Given the speed with which the situation has continued changing in Egypt, Bahrain, Yemen, Syria and the remainder of the Arab world, it is inevitable that any book covering the events there will be outdated even as it is being written. This volume, which is astute and admirably balanced, will be of value for some time to come, though, in no small part because of its...
Published on May 21, 2011 by George Robinson

versus
1 of 1 people found the following review helpful
3.0 out of 5 stars Current Arab Spring
There are quite a few reasonably good articles. However, there is much repeating of the old mind-set re the West help generate it. This attitude needs to be discarded in favor of Islamic undercurrents responsible for it.
Published on December 26, 2011 by Siraj I. Mufti


Most Helpful First | Newest First

22 of 23 people found the following review helpful
5.0 out of 5 stars Lucid, comprehensive and balanced, May 21, 2011
By 
George Robinson (New York, NY USA) - See all my reviews
Verified Purchase(What's this?)
Given the speed with which the situation has continued changing in Egypt, Bahrain, Yemen, Syria and the remainder of the Arab world, it is inevitable that any book covering the events there will be outdated even as it is being written. This volume, which is astute and admirably balanced, will be of value for some time to come, though, in no small part because of its compendiousness. By focussing a lot of its attention on the public record and turning to long-time observers of the region, The New Arab Revolt guarantees that it will continue to be useful to both specialists and general readers for some time to come.
Help other customers find the most helpful reviews 
Was this review helpful to you? Yes No


7 of 8 people found the following review helpful
4.0 out of 5 stars Invitation to follow the dramatic events unfolding in the Middle East, July 10, 2011
By 
Didaskalex "Eusebius Alexandrinus" (Kellia on Calvary, Carolinas, USA) - See all my reviews
(VINE VOICE)   
This review is from: The New Arab Revolt: What Happened, What It Means, and What Comes Next (Paperback)
****
"Liberals tend to be coteries who like whisky and the west but the masses incline towards men in beards" -- David Gardner, Last Chance: the Middle East in the Balance
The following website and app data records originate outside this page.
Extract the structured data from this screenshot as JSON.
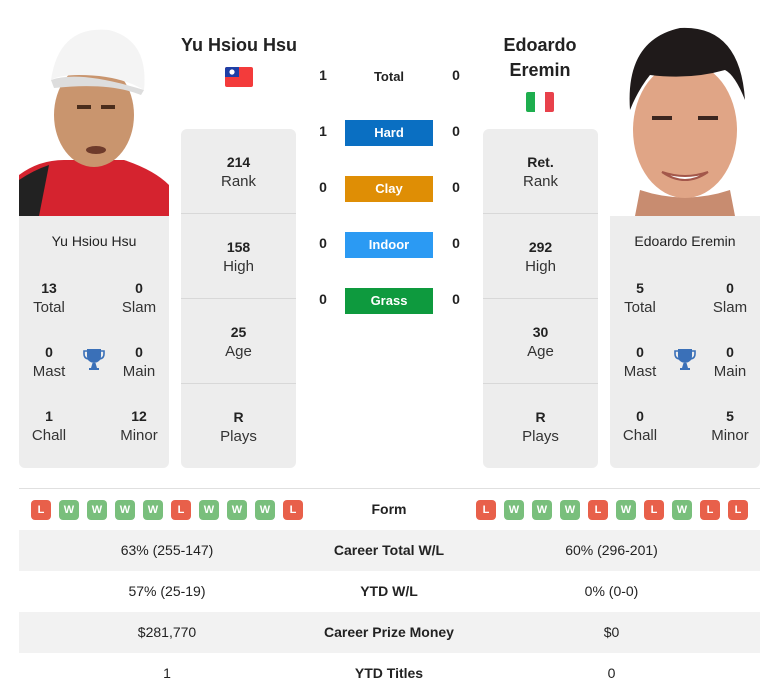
{
  "player1": {
    "name": "Yu Hsiou Hsu",
    "flag": "taiwan-flag",
    "card_name": "Yu Hsiou Hsu",
    "titles": {
      "total": {
        "value": "13",
        "label": "Total"
      },
      "slam": {
        "value": "0",
        "label": "Slam"
      },
      "mast": {
        "value": "0",
        "label": "Mast"
      },
      "main": {
        "value": "0",
        "label": "Main"
      },
      "chall": {
        "value": "1",
        "label": "Chall"
      },
      "minor": {
        "value": "12",
        "label": "Minor"
      }
    },
    "stats": {
      "rank": {
        "value": "214",
        "label": "Rank"
      },
      "high": {
        "value": "158",
        "label": "High"
      },
      "age": {
        "value": "25",
        "label": "Age"
      },
      "plays": {
        "value": "R",
        "label": "Plays"
      }
    },
    "form": [
      "L",
      "W",
      "W",
      "W",
      "W",
      "L",
      "W",
      "W",
      "W",
      "L"
    ]
  },
  "player2": {
    "name_line1": "Edoardo",
    "name_line2": "Eremin",
    "flag": "italy-flag",
    "card_name": "Edoardo Eremin",
    "titles": {
      "total": {
        "value": "5",
        "label": "Total"
      },
      "slam": {
        "value": "0",
        "label": "Slam"
      },
      "mast": {
        "value": "0",
        "label": "Mast"
      },
      "main": {
        "value": "0",
        "label": "Main"
      },
      "chall": {
        "value": "0",
        "label": "Chall"
      },
      "minor": {
        "value": "5",
        "label": "Minor"
      }
    },
    "stats": {
      "rank": {
        "value": "Ret.",
        "label": "Rank"
      },
      "high": {
        "value": "292",
        "label": "High"
      },
      "age": {
        "value": "30",
        "label": "Age"
      },
      "plays": {
        "value": "R",
        "label": "Plays"
      }
    },
    "form": [
      "L",
      "W",
      "W",
      "W",
      "L",
      "W",
      "L",
      "W",
      "L",
      "L"
    ]
  },
  "h2h": {
    "total": {
      "label": "Total",
      "p1": "1",
      "p2": "0"
    },
    "surfaces": [
      {
        "label": "Hard",
        "p1": "1",
        "p2": "0",
        "color": "#0a6fc2"
      },
      {
        "label": "Clay",
        "p1": "0",
        "p2": "0",
        "color": "#df8e05"
      },
      {
        "label": "Indoor",
        "p1": "0",
        "p2": "0",
        "color": "#2b9af3"
      },
      {
        "label": "Grass",
        "p1": "0",
        "p2": "0",
        "color": "#0e9a3e"
      }
    ]
  },
  "comparison": {
    "form_label": "Form",
    "rows": [
      {
        "label": "Career Total W/L",
        "p1": "63% (255-147)",
        "p2": "60% (296-201)"
      },
      {
        "label": "YTD W/L",
        "p1": "57% (25-19)",
        "p2": "0% (0-0)"
      },
      {
        "label": "Career Prize Money",
        "p1": "$281,770",
        "p2": "$0"
      },
      {
        "label": "YTD Titles",
        "p1": "1",
        "p2": "0"
      }
    ]
  },
  "colors": {
    "win": "#79bf7c",
    "loss": "#e8604a",
    "trophy": "#3a70b8",
    "card_bg": "#ededed"
  }
}
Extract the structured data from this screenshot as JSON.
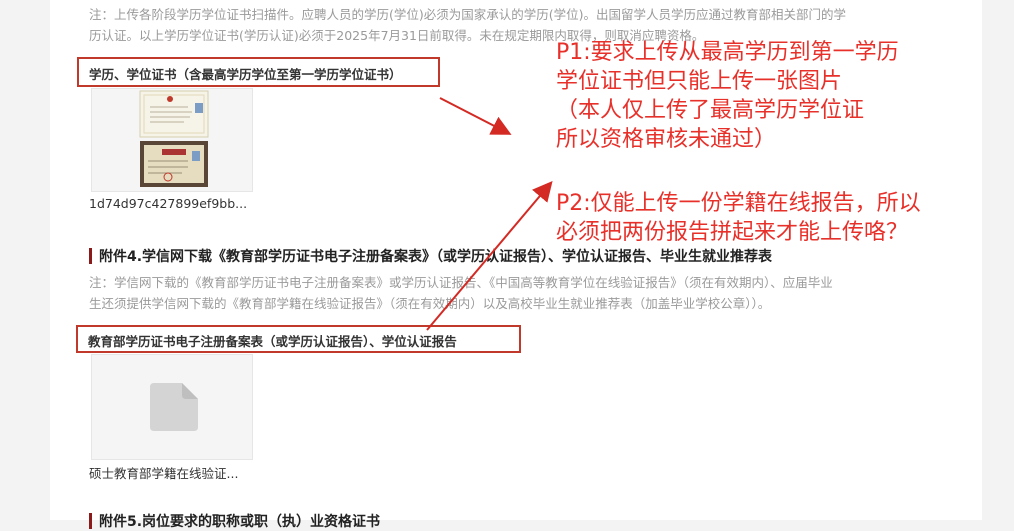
{
  "top_note": {
    "line1": "注：上传各阶段学历学位证书扫描件。应聘人员的学历(学位)必须为国家承认的学历(学位)。出国留学人员学历应通过教育部相关部门的学",
    "line2": "历认证。以上学历学位证书(学历认证)必须于2025年7月31日前取得。未在规定期限内取得，则取消应聘资格。"
  },
  "field1": {
    "label": "学历、学位证书（含最高学历学位至第一学历学位证书）",
    "filename": "1d74d97c427899ef9bb..."
  },
  "section4": {
    "title": "附件4.学信网下载《教育部学历证书电子注册备案表》（或学历认证报告）、学位认证报告、毕业生就业推荐表",
    "note_line1": "注：学信网下载的《教育部学历证书电子注册备案表》或学历认证报告、《中国高等教育学位在线验证报告》（须在有效期内）、应届毕业",
    "note_line2": "生还须提供学信网下载的《教育部学籍在线验证报告》（须在有效期内）以及高校毕业生就业推荐表（加盖毕业学校公章））。"
  },
  "field2": {
    "label": "教育部学历证书电子注册备案表（或学历认证报告）、学位认证报告",
    "filename": "硕士教育部学籍在线验证..."
  },
  "section5": {
    "title": "附件5.岗位要求的职称或职（执）业资格证书"
  },
  "annotations": {
    "p1_line1": "P1:要求上传从最高学历到第一学历",
    "p1_line2": "学位证书但只能上传一张图片",
    "p1_line3": "（本人仅上传了最高学历学位证",
    "p1_line4": "所以资格审核未通过）",
    "p2_line1": "P2:仅能上传一份学籍在线报告，所以",
    "p2_line2": "必须把两份报告拼起来才能上传咯？",
    "color": "#e8302a"
  }
}
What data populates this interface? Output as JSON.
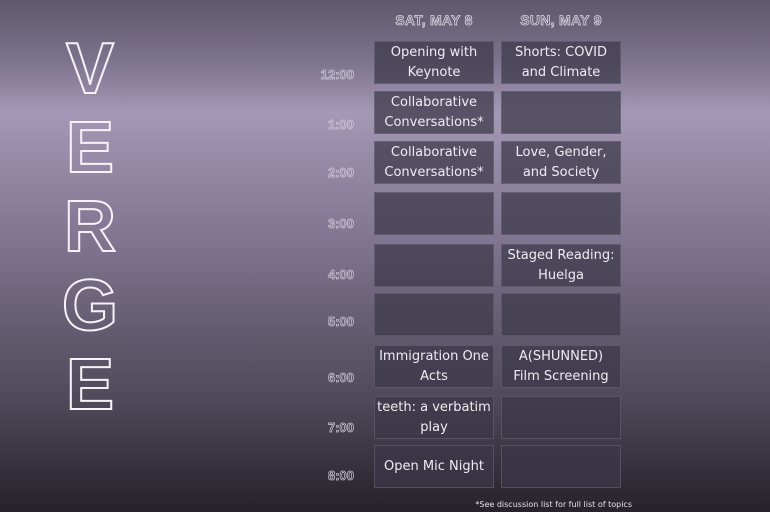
{
  "title_letters": [
    "V",
    "E",
    "R",
    "G",
    "E"
  ],
  "days": [
    "SAT, MAY 8",
    "SUN, MAY 9"
  ],
  "times": [
    "12:00",
    "1:00",
    "2:00",
    "3:00",
    "4:00",
    "5:00",
    "6:00",
    "7:00",
    "8:00"
  ],
  "schedule": {
    "sat": [
      "Opening with Keynote",
      "Collaborative Conversations*",
      "Collaborative Conversations*",
      "",
      "",
      "",
      "Immigration One Acts",
      "teeth: a verbatim play",
      "Open Mic Night"
    ],
    "sun": [
      "Shorts: COVID and Climate",
      "",
      "Love, Gender, and Society",
      "",
      "Staged Reading: Huelga",
      "",
      "A(SHUNNED) Film Screening",
      "",
      ""
    ]
  },
  "footnote": "*See discussion list for full list of  topics"
}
"For generations the Arab populations had bartered away their political freedom for economic protection. They rose in rebellion when it dawned on them that the bargain had not worked, that the system of subsidies, and the promise of equality held out by the autocrats, had proven a colossal failure," wrote Fouad Agami, describing the root cause of the Arab Revolt. Unprecedented convulsions across the Middle East, triggered by Tunisia and prompted by Egypt's historical leadership in war and peace, raised hopes and fears, with intellectuals around the world and left experts of political think tanks, with some dangerous alternatives from chaos to economic collapse.
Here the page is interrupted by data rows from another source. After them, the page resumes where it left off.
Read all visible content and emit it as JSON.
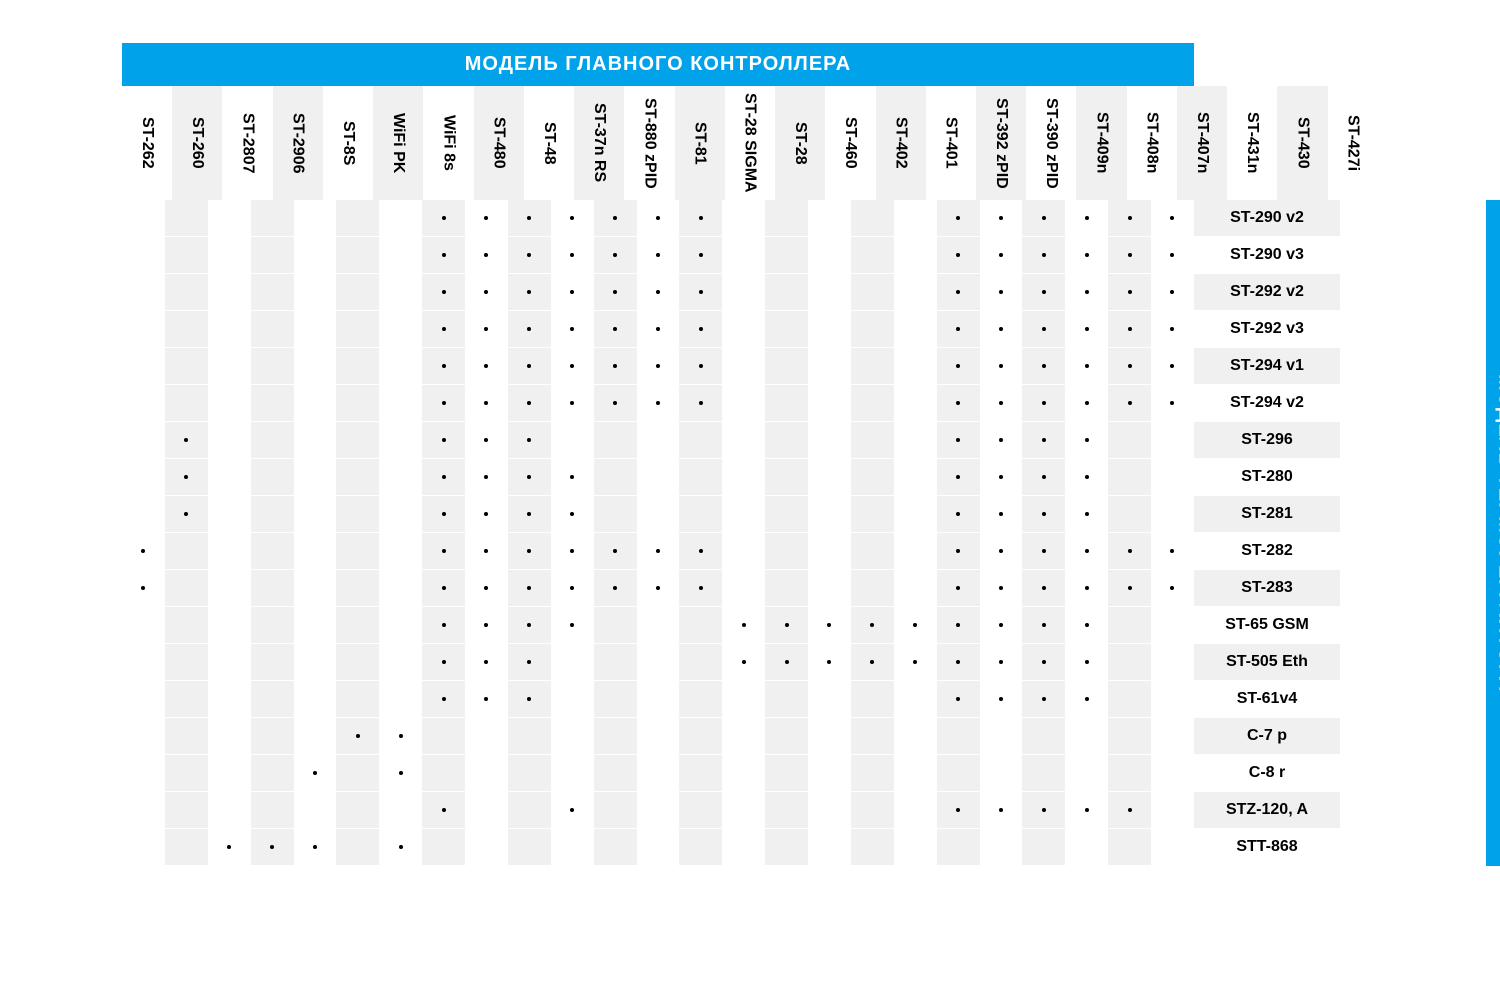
{
  "title_top": "МОДЕЛЬ ГЛАВНОГО КОНТРОЛЛЕРА",
  "title_right": "МОДЕЛЬ ТЕРМОРЕГУЛЯТОРА",
  "columns": [
    "ST-262",
    "ST-260",
    "ST-2807",
    "ST-2906",
    "ST-8S",
    "WiFi PK",
    "WiFi 8s",
    "ST-480",
    "ST-48",
    "ST-37n RS",
    "ST-880 zPID",
    "ST-81",
    "ST-28 SIGMA",
    "ST-28",
    "ST-460",
    "ST-402",
    "ST-401",
    "ST-392 zPID",
    "ST-390 zPID",
    "ST-409n",
    "ST-408n",
    "ST-407n",
    "ST-431n",
    "ST-430",
    "ST-427i"
  ],
  "rows": [
    {
      "label": "ST-290 v2",
      "marks": [
        0,
        0,
        0,
        0,
        0,
        0,
        0,
        1,
        1,
        1,
        1,
        1,
        1,
        1,
        0,
        0,
        0,
        0,
        0,
        1,
        1,
        1,
        1,
        1,
        1
      ]
    },
    {
      "label": "ST-290 v3",
      "marks": [
        0,
        0,
        0,
        0,
        0,
        0,
        0,
        1,
        1,
        1,
        1,
        1,
        1,
        1,
        0,
        0,
        0,
        0,
        0,
        1,
        1,
        1,
        1,
        1,
        1
      ]
    },
    {
      "label": "ST-292 v2",
      "marks": [
        0,
        0,
        0,
        0,
        0,
        0,
        0,
        1,
        1,
        1,
        1,
        1,
        1,
        1,
        0,
        0,
        0,
        0,
        0,
        1,
        1,
        1,
        1,
        1,
        1
      ]
    },
    {
      "label": "ST-292 v3",
      "marks": [
        0,
        0,
        0,
        0,
        0,
        0,
        0,
        1,
        1,
        1,
        1,
        1,
        1,
        1,
        0,
        0,
        0,
        0,
        0,
        1,
        1,
        1,
        1,
        1,
        1
      ]
    },
    {
      "label": "ST-294 v1",
      "marks": [
        0,
        0,
        0,
        0,
        0,
        0,
        0,
        1,
        1,
        1,
        1,
        1,
        1,
        1,
        0,
        0,
        0,
        0,
        0,
        1,
        1,
        1,
        1,
        1,
        1
      ]
    },
    {
      "label": "ST-294 v2",
      "marks": [
        0,
        0,
        0,
        0,
        0,
        0,
        0,
        1,
        1,
        1,
        1,
        1,
        1,
        1,
        0,
        0,
        0,
        0,
        0,
        1,
        1,
        1,
        1,
        1,
        1
      ]
    },
    {
      "label": "ST-296",
      "marks": [
        0,
        1,
        0,
        0,
        0,
        0,
        0,
        1,
        1,
        1,
        0,
        0,
        0,
        0,
        0,
        0,
        0,
        0,
        0,
        1,
        1,
        1,
        1,
        0,
        0
      ]
    },
    {
      "label": "ST-280",
      "marks": [
        0,
        1,
        0,
        0,
        0,
        0,
        0,
        1,
        1,
        1,
        1,
        0,
        0,
        0,
        0,
        0,
        0,
        0,
        0,
        1,
        1,
        1,
        1,
        0,
        0
      ]
    },
    {
      "label": "ST-281",
      "marks": [
        0,
        1,
        0,
        0,
        0,
        0,
        0,
        1,
        1,
        1,
        1,
        0,
        0,
        0,
        0,
        0,
        0,
        0,
        0,
        1,
        1,
        1,
        1,
        0,
        0
      ]
    },
    {
      "label": "ST-282",
      "marks": [
        1,
        0,
        0,
        0,
        0,
        0,
        0,
        1,
        1,
        1,
        1,
        1,
        1,
        1,
        0,
        0,
        0,
        0,
        0,
        1,
        1,
        1,
        1,
        1,
        1
      ]
    },
    {
      "label": "ST-283",
      "marks": [
        1,
        0,
        0,
        0,
        0,
        0,
        0,
        1,
        1,
        1,
        1,
        1,
        1,
        1,
        0,
        0,
        0,
        0,
        0,
        1,
        1,
        1,
        1,
        1,
        1
      ]
    },
    {
      "label": "ST-65 GSM",
      "marks": [
        0,
        0,
        0,
        0,
        0,
        0,
        0,
        1,
        1,
        1,
        1,
        0,
        0,
        0,
        1,
        1,
        1,
        1,
        1,
        1,
        1,
        1,
        1,
        0,
        0
      ]
    },
    {
      "label": "ST-505 Eth",
      "marks": [
        0,
        0,
        0,
        0,
        0,
        0,
        0,
        1,
        1,
        1,
        0,
        0,
        0,
        0,
        1,
        1,
        1,
        1,
        1,
        1,
        1,
        1,
        1,
        0,
        0
      ]
    },
    {
      "label": "ST-61v4",
      "marks": [
        0,
        0,
        0,
        0,
        0,
        0,
        0,
        1,
        1,
        1,
        0,
        0,
        0,
        0,
        0,
        0,
        0,
        0,
        0,
        1,
        1,
        1,
        1,
        0,
        0
      ]
    },
    {
      "label": "C-7 p",
      "marks": [
        0,
        0,
        0,
        0,
        0,
        1,
        1,
        0,
        0,
        0,
        0,
        0,
        0,
        0,
        0,
        0,
        0,
        0,
        0,
        0,
        0,
        0,
        0,
        0,
        0
      ]
    },
    {
      "label": "C-8 r",
      "marks": [
        0,
        0,
        0,
        0,
        1,
        0,
        1,
        0,
        0,
        0,
        0,
        0,
        0,
        0,
        0,
        0,
        0,
        0,
        0,
        0,
        0,
        0,
        0,
        0,
        0
      ]
    },
    {
      "label": "STZ-120, A",
      "marks": [
        0,
        0,
        0,
        0,
        0,
        0,
        0,
        1,
        0,
        0,
        1,
        0,
        0,
        0,
        0,
        0,
        0,
        0,
        0,
        1,
        1,
        1,
        1,
        1,
        0
      ]
    },
    {
      "label": "STT-868",
      "marks": [
        0,
        0,
        1,
        1,
        1,
        0,
        1,
        0,
        0,
        0,
        0,
        0,
        0,
        0,
        0,
        0,
        0,
        0,
        0,
        0,
        0,
        0,
        0,
        0,
        0
      ]
    }
  ]
}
It may turn out that, contrary to the opinion of David Gardner and many observers of the Middle East, secular liberals turn out to be more than just small coteries, but to influence much effective appeal to democracy. This seems to be the case in Egypt, revitalized peaceful 8th of July demonstration, and progressive Tunisia, but looks slightly harder in Libya and Yemen. It still sounds like wishful thinking, after six months of slow progress with many snags and debated decisions, which triggered random ups and downs. If, however, the democratic transition that we are now eager to see ends up bringing Islamist-centered governments to power, as was the case with Hamas, in Gaza strip.

Theocratic governed Iran, as the socialist driven experiments in Egypt, Syria, and Iraq were ardent critics of western notions of economic freedom and democratic equality. With a dictatorial theocratic rule of three decades in Iran, then what? Discontent with the Mullas regime in Iran was nationally manifest in 2009, when a rigged election brought massive crowds onto the streets, as was the case in Egypt, a year later. Despite Tehran's noisy claim of catalyzing the revolt across the region, said to be inspired by the Iranian revolution, three decades later, their brand of Theocratic Shiite Islamism does not sell well in the Sunni minds. The Arab revolt could more likely inspire Iranians to get rid of their oppressing regime.
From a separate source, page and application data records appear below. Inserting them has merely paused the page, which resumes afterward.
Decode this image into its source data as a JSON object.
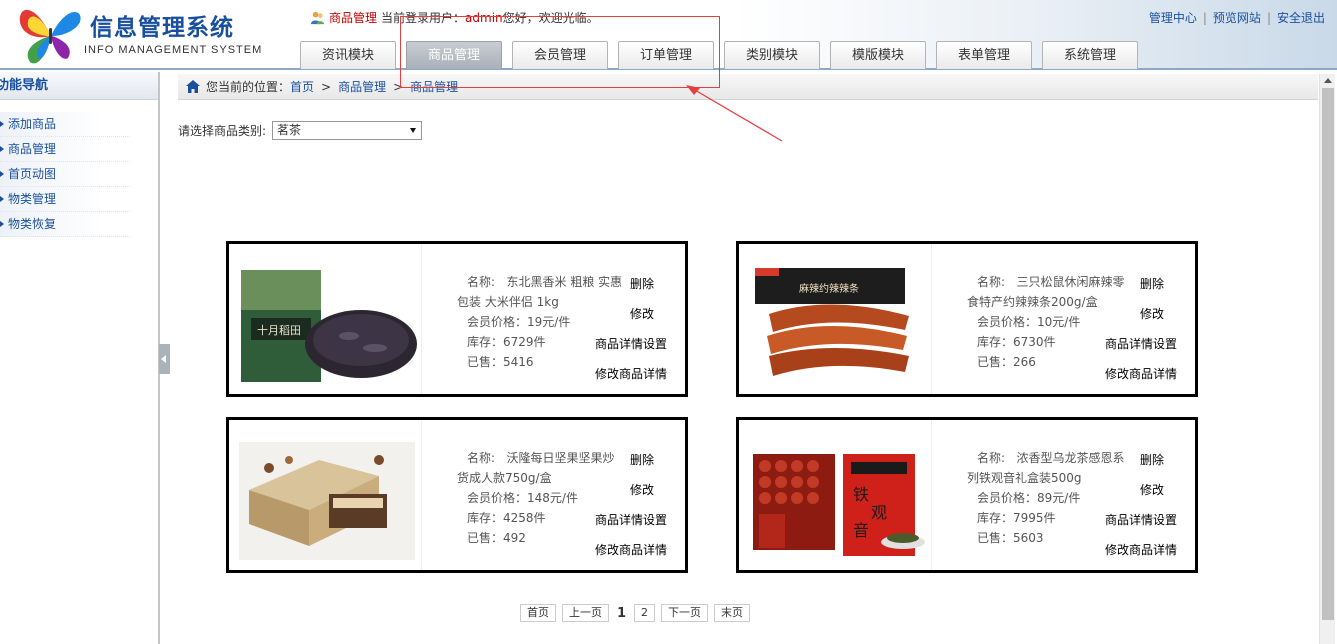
{
  "header": {
    "title": "信息管理系统",
    "subtitle": "INFO MANAGEMENT SYSTEM",
    "current_module": "商品管理",
    "login_prefix": "当前登录用户：",
    "username": "admin",
    "greeting": "您好，欢迎光临。",
    "links": [
      "管理中心",
      "预览网站",
      "安全退出"
    ],
    "tabs": [
      "资讯模块",
      "商品管理",
      "会员管理",
      "订单管理",
      "类别模块",
      "模版模块",
      "表单管理",
      "系统管理"
    ],
    "active_tab": "商品管理"
  },
  "sidebar": {
    "title": "功能导航",
    "items": [
      "添加商品",
      "商品管理",
      "首页动图",
      "物类管理",
      "物类恢复"
    ]
  },
  "breadcrumb": {
    "prefix": "您当前的位置：",
    "items": [
      "首页",
      "商品管理",
      "商品管理"
    ],
    "separator": ">"
  },
  "filter": {
    "label": "请选择商品类别:",
    "selected": "茗茶"
  },
  "products": [
    {
      "name_label": "名称:",
      "name": "东北黑香米 粗粮 实惠包装 大米伴侣 1kg",
      "price": "会员价格：19元/件",
      "stock": "库存：6729件",
      "sold": "已售：5416",
      "image_icon": "black-rice-package-icon"
    },
    {
      "name_label": "名称:",
      "name": "三只松鼠休闲麻辣零食特产约辣辣条200g/盒",
      "price": "会员价格：10元/件",
      "stock": "库存：6730件",
      "sold": "已售：266",
      "image_icon": "spicy-strips-icon"
    },
    {
      "name_label": "名称:",
      "name": "沃隆每日坚果坚果炒货成人款750g/盒",
      "price": "会员价格：148元/件",
      "stock": "库存：4258件",
      "sold": "已售：492",
      "image_icon": "nut-gift-box-icon"
    },
    {
      "name_label": "名称:",
      "name": "浓香型乌龙茶感恩系列铁观音礼盒装500g",
      "price": "会员价格：89元/件",
      "stock": "库存：7995件",
      "sold": "已售：5603",
      "image_icon": "oolong-tea-box-icon"
    }
  ],
  "product_actions": [
    "删除",
    "修改",
    "商品详情设置",
    "修改商品详情"
  ],
  "pager": {
    "first": "首页",
    "prev": "上一页",
    "current": "1",
    "page2": "2",
    "next": "下一页",
    "last": "末页"
  },
  "colors": {
    "brand_blue": "#1a4f9e",
    "alert_red": "#c00000",
    "annotation_red": "#e04040"
  }
}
"The New Arab Revolt," edited by The Council on Foreign Relations, attempts to persuade the American intellectuals to pay a closer attention to the dramatic events unfolding in the Middle East, and analyzes the best and worst case scenarios of the Arab Revolt. With a timely collection of about sixty articles, congressional testimonies, and interviews by experts on the Middle East. Bernard Lewis, Fouad Ajami, Richard Haass, Martin Indyk, lead a roster of thought leaders, to explore, analyze and evaluate different alternatives. The 500 page volume includes articles from Foreign Affairs media, and primary source documents, and major public statements by the main players, joined by Egyptian opposition writings.

Rock the Casbah: Rage and Rebellion Across the Islamic World
Help other customers find the most helpful reviews 
Was this review helpful to you? Yes No


1 of 1 people found the following review helpful
3.0 out of 5 stars Current Arab Spring, December 26, 2011
Verified Purchase(What's this?)
This review is from: The New Arab Revolt: What Happened, What It Means, and What Comes Next (Paperback)
There are quite a few reasonably good articles. However, there is much repeating of the old mind-set re the West help generate it. This attitude needs to be discarded in favor of Islamic undercurrents responsible for it.
Help other customers find the most helpful reviews 
Was this review helpful to you? Yes No


5 of 7 people found the following review helpful
5.0 out of 5 stars A great explanation of the Arab Revolt!, June 8, 2011
By 
John C. Navarra (Daytona Beach, Florida) - See all my reviews
(REAL NAME)   
Verified Purchase(What's this?)
This review is from: The New Arab Revolt: What Happened, What It Means, and What Comes Next (Paperback)
I trust the Council on Foreign Relations to always provide me with good information on world affairs. The Arab Revolt is a combination of Foreign Affairs publication articles and blogs. Often political blogs today are opinion pieces that attempt to make who the author likes to look intelligent and who they don't like to look foolish. CFR writers are scholars who provide good reliable information. If your looking for true policy wonks to explain foreign policy to you, CFR is a good choice.

John Navarra
Daytona Beach, Florida
Help other customers find the most helpful reviews 
Was this review helpful to you? Yes No


3.0 out of 5 stars Not very much Haass, February 6, 2013
Verified Purchase(What's this?)
I should have previewed it. I was expecting the insights of Richard Haass but I found a compilation of essays that were somewhat dated. Still a lot of good info, just not what I was looking for
Help other customers find the most helpful reviews 
Was this review helpful to you? Yes No


1 of 2 people found the following review helpful
5.0 out of 5 stars The NewArab Review, December 11, 2011
By 
Verified Purchase(What's this?)
This review is from: The New Arab Revolt: What Happened, What It Means, and What Comes Next (Paperback)
An excellent read -well worth it. I teach the subject and will recommend it to my students Neil Lazarus twitter:@awesomeseminars
Help other customers find the most helpful reviews 
Was this review helpful to you? Yes No


Most Helpful First | Newest First

Details

The New Arab Revolt: What Happened, What It Means, and What Comes Next
The New Arab Revolt: What Happened, What It Means, and What Comes Next by Council on Foreign Relations/Foreign Affairs (Paperback - April 27, 2011)
$19.95 $13.61
In Stock
Add to cart Add to wishlist
Search these reviews only
Send us feedback How can we make Amazon Customer Reviews better for you? Let us know here.